A number of tests have confirmed that these are true pluripotent stem cells, she said, displaying a video of beating heart cells, or cardiomyocytes, made from the cells.

Original photo as published by The San Diego Union-Tribune: Marisa Korody, a conservation genetics scientist with San Diego Zoo’s Institute for Conservation Research. (Bradley J. Fikes/The San Diego Union-Tribune)

In theory, sperm and egg cells can be united to produce embryos, which can be implanted into closely related southern white rhino females, serving as surrogate mothers. Six of these are now being trained at the San Diego Zoo Safari Park.

But making these gametes is complicated, she said. They require supporting structures to mature properly, and nobody knows how to determine if they do mature properly. This means the zoo and colleagues are performing original science.

So-called primordial germ cells, the common ancestor of eggs and sperm, have arisen spontaneously. But they need to be reliably generated under controlled circumstances.

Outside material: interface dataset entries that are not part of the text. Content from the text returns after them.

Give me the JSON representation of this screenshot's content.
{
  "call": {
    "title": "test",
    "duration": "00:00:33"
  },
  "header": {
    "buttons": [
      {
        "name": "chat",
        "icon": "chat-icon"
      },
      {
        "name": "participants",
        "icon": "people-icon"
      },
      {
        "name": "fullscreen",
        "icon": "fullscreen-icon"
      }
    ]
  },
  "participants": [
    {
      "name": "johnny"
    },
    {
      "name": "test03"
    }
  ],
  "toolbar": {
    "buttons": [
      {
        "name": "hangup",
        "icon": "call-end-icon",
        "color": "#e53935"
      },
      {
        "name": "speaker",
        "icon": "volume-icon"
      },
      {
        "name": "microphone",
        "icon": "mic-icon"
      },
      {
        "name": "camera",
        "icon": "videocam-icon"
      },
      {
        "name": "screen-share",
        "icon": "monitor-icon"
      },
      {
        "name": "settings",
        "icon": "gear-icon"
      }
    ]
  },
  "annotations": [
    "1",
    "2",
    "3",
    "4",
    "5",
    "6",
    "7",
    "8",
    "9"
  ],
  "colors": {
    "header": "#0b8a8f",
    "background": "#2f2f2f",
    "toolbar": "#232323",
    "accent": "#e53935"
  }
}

All rhino species and subspecies are endangered due to habitat loss and poaching for their horns, Korody said. “It’s our fault, we really need to help these species,” she said.

On the positive side, Korody said the dozen or so tissue samples from northern white rhinos contains enough genetic diversity to bring back a viable population.

This is known because that diversity is greater than that in the southern white rhino, which rebounded from near-extinction to a population of about 18,000.

Funding Initiative Launched for Stem Cell Program

A long-discussed state initiative to refund California’s stem cell program with $5.5 billion has at last begun.

Backers filed the initiative Thursday, according to the California Stem Cell Report, which closely tracks the program, called the California Institute for Regenerative Medicine, or CIRM. If it gets 633,212 valid signatures, the initiative will appear on the November 2020 ballot.

CIRM was founded by the passage of Proposition 71 in 2004. It got $3 billion from the sale of state bonds. It has been severely criticized for overpromising the speed at which stem cell treatments would get to patients. Advocates said the agency has had to go slow because of safety reasons.

There’s also the question of whether the agency should get more money, or whether its work should be transferred to private entities. California has the biggest biomedical industry in the nation, but it also has billions in state liabilities for purposes such as pensions. Critics say the state needs to address these unfunded liabilities.

Robert N. Klein, a real estate investment banker who led the original campaign to create CIRM, said in a recent interview that the new funding was necessary to ensure that therapies now in the clinic can reach patients.

The initiative sets aside $1.5 billion for research and development of treatments for neurological conditions, such as Alzheimer’s disease, Parkinson’s disease, and stroke. It also provides money to help disadvantaged patients receive these treatments, Klein said.

Patients who live far away from major academic centers may have difficulty arranging to stay nearby while awaiting or receiving treatment, Klein said.

Initiative supporters need to convince the public that the $5.5 billion from state bonds is a wise use of public money. Earlier this week, a study from University of Southern California professors said that it was.

CIRM, funded with $3 billion from state bonds, has yielded $10.7 billion of additional gross output, or sales revenue, the study said. In addition, more than 56,000 full-time jobs were created. Go to http://j.mp/cirmeireport for the study.

The agency said the study and another report were funded by $206,000 from CIRM, which said the study was independent.

However, the California Stem Cell Report said the study didn’t convince critics of the agency, who said the agency has received enough money as it is.